Wednesday, May 24, 2017

Who You Calling a Sociopath?

Can you really label an entire generation a bunch of sociopaths? You can if you write a book with the title A Generation of Sociopaths, but that doesn’t make it so.

Antisocial, lacking empathy, impulsive, egotistical, shameless, manipulative, deceitful….are these words that describe you or your fellow boomers? Maybe a few words match up with a few friends or acquaintances, but an entire generation? I don’t think so.

The author cites the usual suspects for his claim. Permissive parenting, too much television and prosperous times made us who we are. Massive debt, unemployment and environmental degradation are all down to us. Somehow, one generation (albeit a big one) has been able to ruin the world for everyone. The author won’t even give baby boomers credit for doing anything worthwhile. No credit for equal rights or anti-war movements, no pat on the back for efforts to promote clean water and protect the environment. We just greedily looked out for our own wellbeing and to hell with everyone else. All for one and all for one.

Slandering an entire generation with massively scaled generalizations seems so unfair, but when you’re part of what was then the largest generation ever, you come to expect that there’s a target on your back. Honestly, don’t you think our influence on everything from culture to politics is a little overrated? Every generation is responsible for a variety of trends but bell bottom pants and platform shoes did not really change the world.

Isn’t there a little bit of irony to the fact that the millennial author of the book is a venture capitalist. He was an early investor in Pay Pal and Facebook and that qualifies him to generalize about our lack of empathy? I’m thinking that banking on the internet to produce the next big thing to make a pile of money has a sociopathic ring to it.

Too bad we won’t be around in 40 years or so when someone writes a book titled “Millennials: The Next Generation of Sociopaths.”

Jay Harrison is a graphic designer and writer whose work can be seen at DesignConcept and at BoomSpeak. He's written a mystery novel, which therefore makes him a pre-published author.

Wednesday, May 17, 2017

Feng Shui Trails

If you’re not looking down when hiking, you either have super powers or you fall a lot.
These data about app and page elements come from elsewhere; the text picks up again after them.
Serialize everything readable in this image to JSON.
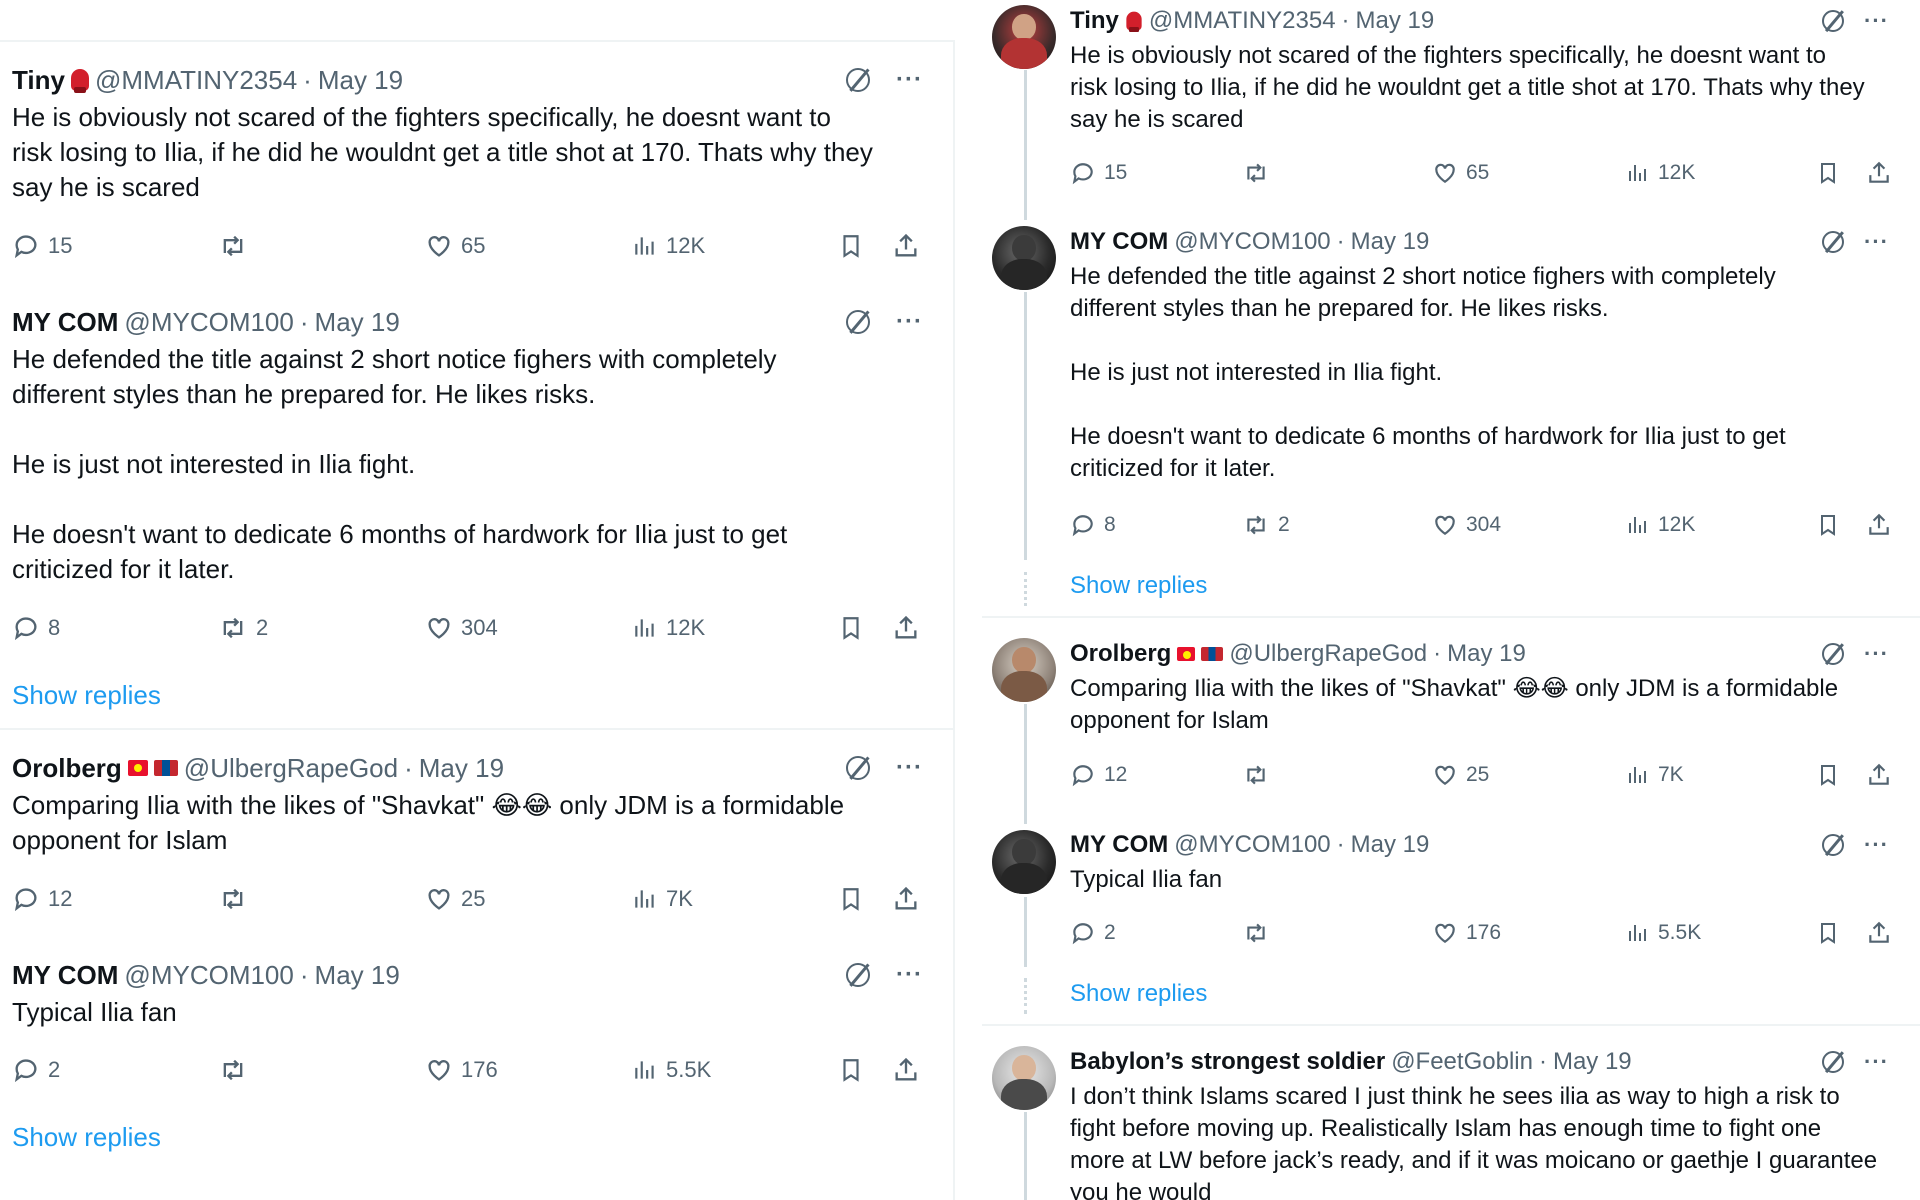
{
  "left": {
    "tweets": [
      {
        "name": "Tiny",
        "handle": "@MMATINY2354",
        "date": "May 19",
        "badge": "glove",
        "text": "He is obviously not scared of the fighters specifically, he doesnt want to\nrisk losing to Ilia, if he did he wouldnt get a title shot at 170. Thats why they\nsay he is scared",
        "replies": "15",
        "reposts": "",
        "likes": "65",
        "views": "12K"
      },
      {
        "name": "MY COM",
        "handle": "@MYCOM100",
        "date": "May 19",
        "badge": "",
        "text": "He defended the title against 2 short notice fighers with completely\ndifferent styles than he prepared for. He likes risks.\n\nHe is just not interested in Ilia fight.\n\nHe doesn't want to dedicate 6 months of hardwork for Ilia just to get\ncriticized for it later.",
        "replies": "8",
        "reposts": "2",
        "likes": "304",
        "views": "12K"
      },
      {
        "name": "Orolberg",
        "handle": "@UlbergRapeGod",
        "date": "May 19",
        "badge": "flags",
        "text": "Comparing Ilia with the likes of \"Shavkat\" 😂😂 only JDM is a formidable\nopponent for Islam",
        "replies": "12",
        "reposts": "",
        "likes": "25",
        "views": "7K"
      },
      {
        "name": "MY COM",
        "handle": "@MYCOM100",
        "date": "May 19",
        "badge": "",
        "text": "Typical Ilia fan",
        "replies": "2",
        "reposts": "",
        "likes": "176",
        "views": "5.5K"
      }
    ],
    "show_replies_1": "Show replies",
    "show_replies_2": "Show replies"
  },
  "right": {
    "tweets": [
      {
        "name": "Tiny",
        "handle": "@MMATINY2354",
        "date": "May 19",
        "badge": "glove",
        "text": "He is obviously not scared of the fighters specifically, he doesnt want to\nrisk losing to Ilia, if he did he wouldnt get a title shot at 170. Thats why they\nsay he is scared",
        "replies": "15",
        "reposts": "",
        "likes": "65",
        "views": "12K"
      },
      {
        "name": "MY COM",
        "handle": "@MYCOM100",
        "date": "May 19",
        "badge": "",
        "text": "He defended the title against 2 short notice fighers with completely\ndifferent styles than he prepared for. He likes risks.\n\nHe is just not interested in Ilia fight.\n\nHe doesn't want to dedicate 6 months of hardwork for Ilia just to get\ncriticized for it later.",
        "replies": "8",
        "reposts": "2",
        "likes": "304",
        "views": "12K"
      },
      {
        "name": "Orolberg",
        "handle": "@UlbergRapeGod",
        "date": "May 19",
        "badge": "flags",
        "text": "Comparing Ilia with the likes of \"Shavkat\" 😂😂 only JDM is a formidable\nopponent for Islam",
        "replies": "12",
        "reposts": "",
        "likes": "25",
        "views": "7K"
      },
      {
        "name": "MY COM",
        "handle": "@MYCOM100",
        "date": "May 19",
        "badge": "",
        "text": "Typical Ilia fan",
        "replies": "2",
        "reposts": "",
        "likes": "176",
        "views": "5.5K"
      },
      {
        "name": "Babylon’s strongest soldier",
        "handle": "@FeetGoblin",
        "date": "May 19",
        "badge": "",
        "text": "I don’t think Islams scared I just think he sees ilia as way to high a risk to\nfight before moving up. Realistically Islam has enough time to fight one\nmore at LW before jack’s ready, and if it was moicano or gaethje I guarantee\nyou he would"
      }
    ],
    "show_replies_1": "Show replies",
    "show_replies_2": "Show replies"
  },
  "separator": "·",
  "more": "···",
  "icons": [
    "reply-icon",
    "repost-icon",
    "like-icon",
    "views-icon",
    "bookmark-icon",
    "share-icon",
    "grok-icon",
    "more-icon"
  ],
  "colors": {
    "link": "#1d9bf0",
    "muted": "#536471",
    "text": "#0f1419",
    "line": "#cfd9de",
    "divider": "#eff3f4"
  }
}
The point is you’re constantly thinking about where you are going in order to plant the next step and the step after that, and the step after that. The trail could be rocky, muddy, sandy or covered in pine needles (my favorite), but you need to be looking down and making hundreds (maybe thousands) of split second decisions about where to plant your feet.

With all that concentration focused on remaining upright, it can be easy to miss nature’s feng shui efforts along the trail. You will encounter a log or root that crosses the trail at an angle with pine cones or rocks placed strategically in just the right position. You might see a natural step carved from a rock ledge that traverses the path. Even treefalls that block the trail have a natural symmetry that is unmistakably nature’s handiwork.

When viewed on a map, the entire trail can be an example of feng shui in that it conforms to the slope and topography of the land. Hiking trails were usually constructed with a nod towards finding the easiest line or axis. Given feng shui’s history as a forerunner of the magnetic compass, it makes perfect sense that there’s a real astronomical connection between the trail and the stars.

The English translation of feng shui is “wind-water” and both of these elements have a significant impact on the appearance of a hiking trail. Drainage erosion has created new trails and rerouted old trails, while wind blown sand covers up the path or forces the hiker to find a new line or route.

Is feng shui science or mystical pseudoscience? It doesn’t matter to the hiker who just wants to take the correct line or the right steps. Humans may create the trails but nature, and by extension feng shui, performs most of the upkeep. All we can do is try to take the right steps and be on the lookout for millions of feng shui examples one might see on any given hike.

It shouldn’t be that hard to see them. You are looking down at your feet for most of the hike.

Jay Harrison is a graphic designer and writer whose work can be seen at DesignConcept and at BoomSpeak. He's written a mystery novel, which therefore makes him a pre-published author.

Tuesday, May 9, 2017

The Recliner Generation

Great news! Baby boomers are getting face lifts in record numbers, but even better than that, they have spurred a revolution in recliner chair design. That’s right, recliner chairs have gotten their own face lift.

Out of fashion are the big and bulky recliners your parents might have favored. They never fit in with your sleek d├ęcor anyway. But now that baby boomers are ready to recline, they want something more aesthetically pleasing and the furniture industry has responded.

A little history might be helpful here. La-Z-Boy (there’s something so perfect about that name) introduced the recliner in 1928. Apparently it was an immediate and long lasting hit with lazy men, and since they were often bought in pairs, there must have been a decent number of lazy women conjoined with their lazy mates.

The new and sleeker recliners not only have a smaller footprint, some are equipped with device charging stations and beverage coolers. They have even begun to motorize them so that the recliner will stand us up when we’re ready to get out of the chair (but why would we want to get up?). It’s not hard to imagine recliners that come with IV drips and other hospital-like features so that aging boomers never have to get up out of their chairs.

Four out of 10 recliners sold in 2014 were sold to baby boomers. Face it. Our generation is ready to get off its feet and stay off. But we want to do it in style. No more hiding the recliner. We want it out in the open for all to see and it has to look attractive. As usual, whatever boomers want, boomers get, as manufacturers clamor to please us.

Still, the old boxy recliner models are not going away. La-Z-Boy representatives say that they will never stop making the traditional recliner. So if you’re not jumping on the latest “sleek recliner” trend, La-Z-Boy can still accommodate your lack of fashion sense.

Either way, boomers appear ready to take this all lying down.

Jay Harrison is a graphic designer and writer whose work can be seen at DesignConcept and at BoomSpeak. He's written a mystery novel, which therefore makes him a pre-published author.